Mr. Trackwell raises no argument in either of his appellate briefs concerning the district court's order denying his motion for reconsideration and his "Extraordinary Motion," which requested a three-judge panel to review his case. Accordingly, he has waived his right to appeal from that order. See State Farm Fire & Cas. Co. v. Mhoon, 31 F.3d 979, 984 n.7 (10th Cir. 1994) (failure to raise an issue in an opening appellate brief results in waiver of that issue).
The judgment of the district court is AFFIRMED.
*. After examining the briefs and appellate record, this panel has determined unanimously that oral argument would not materially assist the determination of this appeal.
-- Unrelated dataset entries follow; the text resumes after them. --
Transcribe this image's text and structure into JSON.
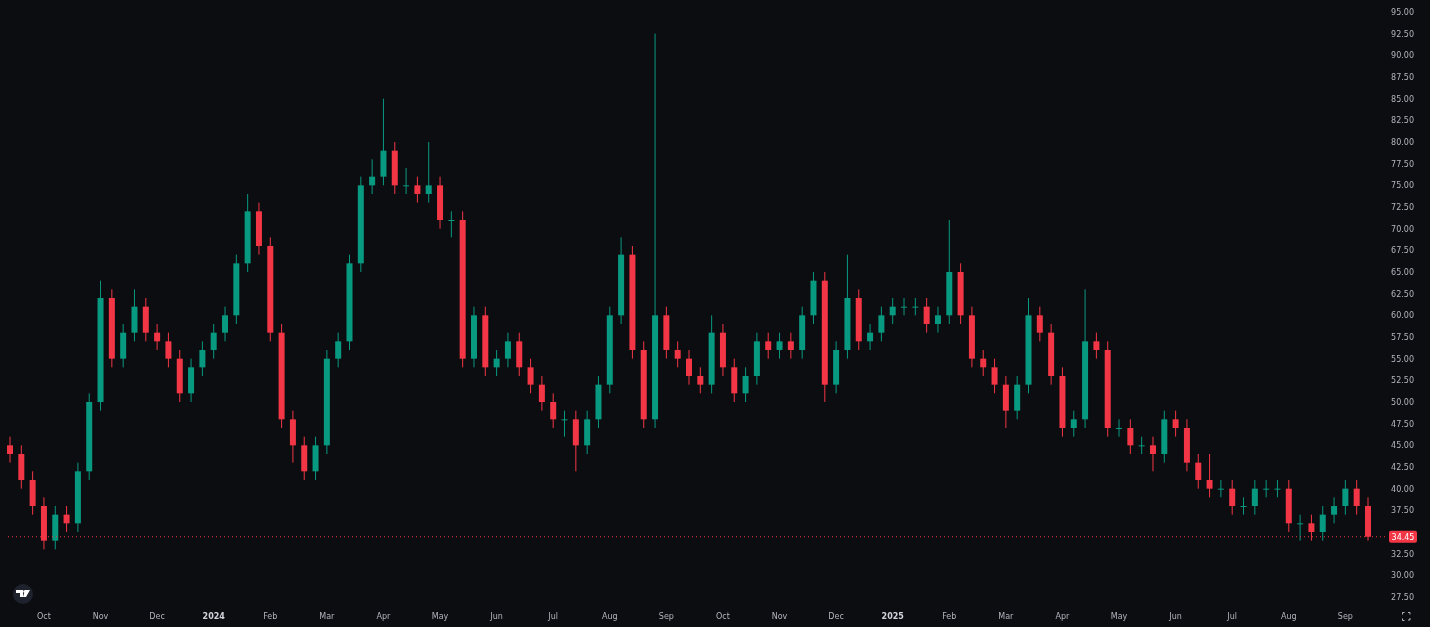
{
  "chart": {
    "chart_data": {
      "type": "candlestick",
      "categories": [
        null,
        null,
        null,
        "Oct",
        null,
        null,
        null,
        null,
        "Nov",
        null,
        null,
        null,
        null,
        "Dec",
        null,
        null,
        null,
        null,
        "2024",
        null,
        null,
        null,
        null,
        "Feb",
        null,
        null,
        null,
        null,
        "Mar",
        null,
        null,
        null,
        null,
        "Apr",
        null,
        null,
        null,
        null,
        "May",
        null,
        null,
        null,
        null,
        "Jun",
        null,
        null,
        null,
        null,
        "Jul",
        null,
        null,
        null,
        null,
        "Aug",
        null,
        null,
        null,
        null,
        "Sep",
        null,
        null,
        null,
        null,
        "Oct",
        null,
        null,
        null,
        null,
        "Nov",
        null,
        null,
        null,
        null,
        "Dec",
        null,
        null,
        null,
        null,
        "2025",
        null,
        null,
        null,
        null,
        "Feb",
        null,
        null,
        null,
        null,
        "Mar",
        null,
        null,
        null,
        null,
        "Apr",
        null,
        null,
        null,
        null,
        "May",
        null,
        null,
        null,
        null,
        "Jun",
        null,
        null,
        null,
        null,
        "Jul",
        null,
        null,
        null,
        null,
        "Aug",
        null,
        null,
        null,
        null,
        "Sep",
        null,
        null
      ],
      "ohlc": [
        [
          45,
          46,
          43,
          44
        ],
        [
          44,
          45,
          40,
          41
        ],
        [
          41,
          42,
          37,
          38
        ],
        [
          38,
          39,
          33,
          34
        ],
        [
          34,
          38,
          33,
          37
        ],
        [
          37,
          38,
          35,
          36
        ],
        [
          36,
          43,
          35,
          42
        ],
        [
          42,
          51,
          41,
          50
        ],
        [
          50,
          64,
          49,
          62
        ],
        [
          62,
          63,
          54,
          55
        ],
        [
          55,
          59,
          54,
          58
        ],
        [
          58,
          63,
          57,
          61
        ],
        [
          61,
          62,
          57,
          58
        ],
        [
          58,
          59,
          56,
          57
        ],
        [
          57,
          58,
          54,
          55
        ],
        [
          55,
          56,
          50,
          51
        ],
        [
          51,
          55,
          50,
          54
        ],
        [
          54,
          57,
          53,
          56
        ],
        [
          56,
          59,
          55,
          58
        ],
        [
          58,
          61,
          57,
          60
        ],
        [
          60,
          67,
          59,
          66
        ],
        [
          66,
          74,
          65,
          72
        ],
        [
          72,
          73,
          67,
          68
        ],
        [
          68,
          69,
          57,
          58
        ],
        [
          58,
          59,
          47,
          48
        ],
        [
          48,
          49,
          43,
          45
        ],
        [
          45,
          46,
          41,
          42
        ],
        [
          42,
          46,
          41,
          45
        ],
        [
          45,
          56,
          44,
          55
        ],
        [
          55,
          58,
          54,
          57
        ],
        [
          57,
          67,
          56,
          66
        ],
        [
          66,
          76,
          65,
          75
        ],
        [
          75,
          78,
          74,
          76
        ],
        [
          76,
          85,
          75,
          79
        ],
        [
          79,
          80,
          74,
          75
        ],
        [
          75,
          77,
          74,
          75
        ],
        [
          75,
          76,
          73,
          74
        ],
        [
          74,
          80,
          73,
          75
        ],
        [
          75,
          76,
          70,
          71
        ],
        [
          71,
          72,
          69,
          71
        ],
        [
          71,
          72,
          54,
          55
        ],
        [
          55,
          61,
          54,
          60
        ],
        [
          60,
          61,
          53,
          54
        ],
        [
          54,
          56,
          53,
          55
        ],
        [
          55,
          58,
          54,
          57
        ],
        [
          57,
          58,
          53,
          54
        ],
        [
          54,
          55,
          51,
          52
        ],
        [
          52,
          53,
          49,
          50
        ],
        [
          50,
          51,
          47,
          48
        ],
        [
          48,
          49,
          46,
          48
        ],
        [
          48,
          49,
          42,
          45
        ],
        [
          45,
          49,
          44,
          48
        ],
        [
          48,
          53,
          47,
          52
        ],
        [
          52,
          61,
          51,
          60
        ],
        [
          60,
          69,
          59,
          67
        ],
        [
          67,
          68,
          55,
          56
        ],
        [
          56,
          57,
          47,
          48
        ],
        [
          48,
          92.5,
          47,
          60
        ],
        [
          60,
          61,
          55,
          56
        ],
        [
          56,
          57,
          54,
          55
        ],
        [
          55,
          56,
          52,
          53
        ],
        [
          53,
          54,
          51,
          52
        ],
        [
          52,
          60,
          51,
          58
        ],
        [
          58,
          59,
          53,
          54
        ],
        [
          54,
          55,
          50,
          51
        ],
        [
          51,
          54,
          50,
          53
        ],
        [
          53,
          58,
          52,
          57
        ],
        [
          57,
          58,
          55,
          56
        ],
        [
          56,
          58,
          55,
          57
        ],
        [
          57,
          58,
          55,
          56
        ],
        [
          56,
          61,
          55,
          60
        ],
        [
          60,
          65,
          59,
          64
        ],
        [
          64,
          65,
          50,
          52
        ],
        [
          52,
          57,
          51,
          56
        ],
        [
          56,
          67,
          55,
          62
        ],
        [
          62,
          63,
          56,
          57
        ],
        [
          57,
          59,
          56,
          58
        ],
        [
          58,
          61,
          57,
          60
        ],
        [
          60,
          62,
          59,
          61
        ],
        [
          61,
          62,
          60,
          61
        ],
        [
          61,
          62,
          60,
          61
        ],
        [
          61,
          62,
          58,
          59
        ],
        [
          59,
          61,
          58,
          60
        ],
        [
          60,
          71,
          59,
          65
        ],
        [
          65,
          66,
          59,
          60
        ],
        [
          60,
          61,
          54,
          55
        ],
        [
          55,
          56,
          53,
          54
        ],
        [
          54,
          55,
          51,
          52
        ],
        [
          52,
          53,
          47,
          49
        ],
        [
          49,
          53,
          48,
          52
        ],
        [
          52,
          62,
          51,
          60
        ],
        [
          60,
          61,
          57,
          58
        ],
        [
          58,
          59,
          52,
          53
        ],
        [
          53,
          54,
          46,
          47
        ],
        [
          47,
          49,
          46,
          48
        ],
        [
          48,
          63,
          47,
          57
        ],
        [
          57,
          58,
          55,
          56
        ],
        [
          56,
          57,
          46,
          47
        ],
        [
          47,
          48,
          46,
          47
        ],
        [
          47,
          48,
          44,
          45
        ],
        [
          45,
          46,
          44,
          45
        ],
        [
          45,
          46,
          42,
          44
        ],
        [
          44,
          49,
          43,
          48
        ],
        [
          48,
          49,
          46,
          47
        ],
        [
          47,
          48,
          42,
          43
        ],
        [
          43,
          44,
          40,
          41
        ],
        [
          41,
          44,
          39,
          40
        ],
        [
          40,
          41,
          39,
          40
        ],
        [
          40,
          41,
          37,
          38
        ],
        [
          38,
          39,
          37,
          38
        ],
        [
          38,
          41,
          37,
          40
        ],
        [
          40,
          41,
          39,
          40
        ],
        [
          40,
          41,
          39,
          40
        ],
        [
          40,
          41,
          35,
          36
        ],
        [
          36,
          37,
          34,
          36
        ],
        [
          36,
          37,
          34,
          35
        ],
        [
          35,
          38,
          34,
          37
        ],
        [
          37,
          39,
          36,
          38
        ],
        [
          38,
          41,
          37,
          40
        ],
        [
          40,
          41,
          37,
          38
        ],
        [
          38,
          39,
          34,
          34.45
        ]
      ],
      "ylim": [
        27.5,
        95
      ],
      "yticks": [
        {
          "value": 95,
          "label": "95.00"
        },
        {
          "value": 92.5,
          "label": "92.50"
        },
        {
          "value": 90,
          "label": "90.00"
        },
        {
          "value": 87.5,
          "label": "87.50"
        },
        {
          "value": 85,
          "label": "85.00"
        },
        {
          "value": 82.5,
          "label": "82.50"
        },
        {
          "value": 80,
          "label": "80.00"
        },
        {
          "value": 77.5,
          "label": "77.50"
        },
        {
          "value": 75,
          "label": "75.00"
        },
        {
          "value": 72.5,
          "label": "72.50"
        },
        {
          "value": 70,
          "label": "70.00"
        },
        {
          "value": 67.5,
          "label": "67.50"
        },
        {
          "value": 65,
          "label": "65.00"
        },
        {
          "value": 62.5,
          "label": "62.50"
        },
        {
          "value": 60,
          "label": "60.00"
        },
        {
          "value": 57.5,
          "label": "57.50"
        },
        {
          "value": 55,
          "label": "55.00"
        },
        {
          "value": 52.5,
          "label": "52.50"
        },
        {
          "value": 50,
          "label": "50.00"
        },
        {
          "value": 47.5,
          "label": "47.50"
        },
        {
          "value": 45,
          "label": "45.00"
        },
        {
          "value": 42.5,
          "label": "42.50"
        },
        {
          "value": 40,
          "label": "40.00"
        },
        {
          "value": 37.5,
          "label": "37.50"
        },
        {
          "value": 32.5,
          "label": "32.50"
        },
        {
          "value": 30,
          "label": "30.00"
        },
        {
          "value": 27.5,
          "label": "27.50"
        }
      ],
      "ref_lines": [
        {
          "axis": "y",
          "value": 34.45,
          "label": "34.45",
          "color": "#f23645"
        }
      ]
    }
  }
}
See Fed. R. App. P. 34(a)(2); 10th Cir. R. 34.1(G). The case is therefore ordered submitted without oral argument.
1. Section 1001 was completely revised in 1996. See False Statements Accountability Act of 1996, Pub. L. No. 104-292, § 2, 110 Stat. 3459.
2. 28 U.S.C. § 1391(e) provides in pertinent part:
A civil action in which a defendant is an officer or employee of the United States or any agency thereof acting in his official capacity or under color of legal authority, or an agency of the United States, or the United States, may, except as otherwise provided by law, be brought in any judicial district in which (1) a defendant in the action resides, (2) a substantial part of the events or omissions giving rise to the claim occurred, or a substantial part of property that is the subject of the action is situated, or (3) the plaintiff resides if no real property is involved in the action. Additional persons may be joined as parties to any such action in accordance with the Federal Rules of Civil Procedure and with such other venue requirements as would be applicable if the United States or one of its officers, employees, or agencies were not a party.